Problem:
Quote the entries word for word. Omit the pictures.

Data for review:
────────────────────────────────────────

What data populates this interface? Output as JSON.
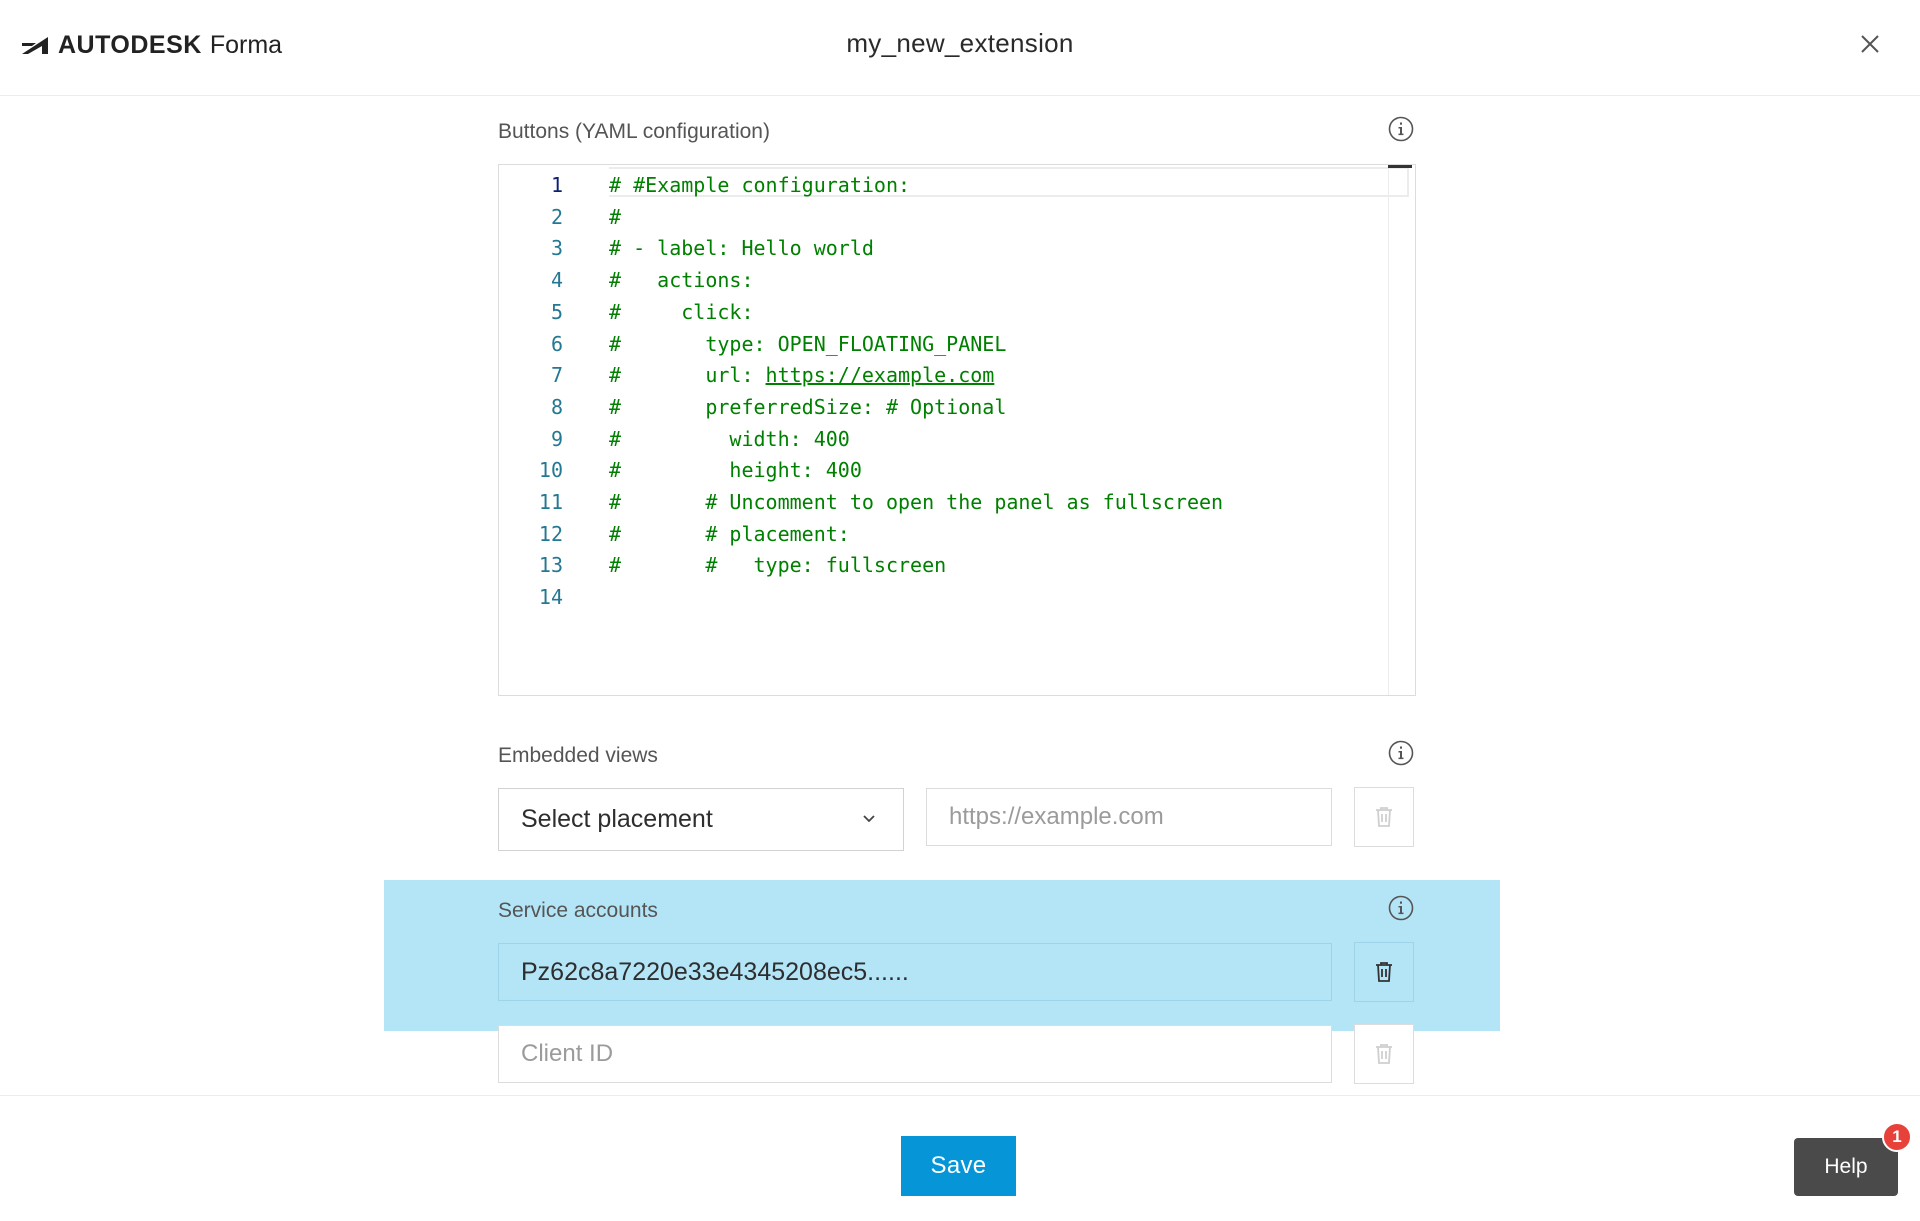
{
  "header": {
    "brand": "AUTODESK",
    "product": "Forma",
    "title": "my_new_extension"
  },
  "buttons_section": {
    "label": "Buttons (YAML configuration)",
    "lines": [
      {
        "n": "1",
        "text": "# #Example configuration:"
      },
      {
        "n": "2",
        "text": "#"
      },
      {
        "n": "3",
        "text": "# - label: Hello world"
      },
      {
        "n": "4",
        "text": "#   actions:"
      },
      {
        "n": "5",
        "text": "#     click:"
      },
      {
        "n": "6",
        "text": "#       type: OPEN_FLOATING_PANEL"
      },
      {
        "n": "7",
        "text": "#       url: ",
        "link": "https://example.com"
      },
      {
        "n": "8",
        "text": "#       preferredSize: # Optional"
      },
      {
        "n": "9",
        "text": "#         width: 400"
      },
      {
        "n": "10",
        "text": "#         height: 400"
      },
      {
        "n": "11",
        "text": "#       # Uncomment to open the panel as fullscreen"
      },
      {
        "n": "12",
        "text": "#       # placement:"
      },
      {
        "n": "13",
        "text": "#       #   type: fullscreen"
      },
      {
        "n": "14",
        "text": ""
      }
    ]
  },
  "embedded_views": {
    "label": "Embedded views",
    "select_value": "Select placement",
    "url_placeholder": "https://example.com"
  },
  "service_accounts": {
    "label": "Service accounts",
    "account_value": "Pz62c8a7220e33e4345208ec5......",
    "client_placeholder": "Client ID"
  },
  "footer": {
    "save_label": "Save",
    "help_label": "Help",
    "help_badge": "1"
  },
  "colors": {
    "accent": "#0696d7",
    "highlight": "#b3e5f7",
    "code_green": "#008000",
    "line_number": "#237893",
    "badge": "#e8413a"
  }
}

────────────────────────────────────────

Answer box:
What data populates this interface? Output as JSON.
{
  "header": {
    "brand": "AUTODESK",
    "product": "Forma",
    "title": "my_new_extension"
  },
  "buttons_section": {
    "label": "Buttons (YAML configuration)",
    "lines": [
      {
        "n": "1",
        "text": "# #Example configuration:"
      },
      {
        "n": "2",
        "text": "#"
      },
      {
        "n": "3",
        "text": "# - label: Hello world"
      },
      {
        "n": "4",
        "text": "#   actions:"
      },
      {
        "n": "5",
        "text": "#     click:"
      },
      {
        "n": "6",
        "text": "#       type: OPEN_FLOATING_PANEL"
      },
      {
        "n": "7",
        "text": "#       url: ",
        "link": "https://example.com"
      },
      {
        "n": "8",
        "text": "#       preferredSize: # Optional"
      },
      {
        "n": "9",
        "text": "#         width: 400"
      },
      {
        "n": "10",
        "text": "#         height: 400"
      },
      {
        "n": "11",
        "text": "#       # Uncomment to open the panel as fullscreen"
      },
      {
        "n": "12",
        "text": "#       # placement:"
      },
      {
        "n": "13",
        "text": "#       #   type: fullscreen"
      },
      {
        "n": "14",
        "text": ""
      }
    ]
  },
  "embedded_views": {
    "label": "Embedded views",
    "select_value": "Select placement",
    "url_placeholder": "https://example.com"
  },
  "service_accounts": {
    "label": "Service accounts",
    "account_value": "Pz62c8a7220e33e4345208ec5......",
    "client_placeholder": "Client ID"
  },
  "footer": {
    "save_label": "Save",
    "help_label": "Help",
    "help_badge": "1"
  },
  "colors": {
    "accent": "#0696d7",
    "highlight": "#b3e5f7",
    "code_green": "#008000",
    "line_number": "#237893",
    "badge": "#e8413a"
  }
}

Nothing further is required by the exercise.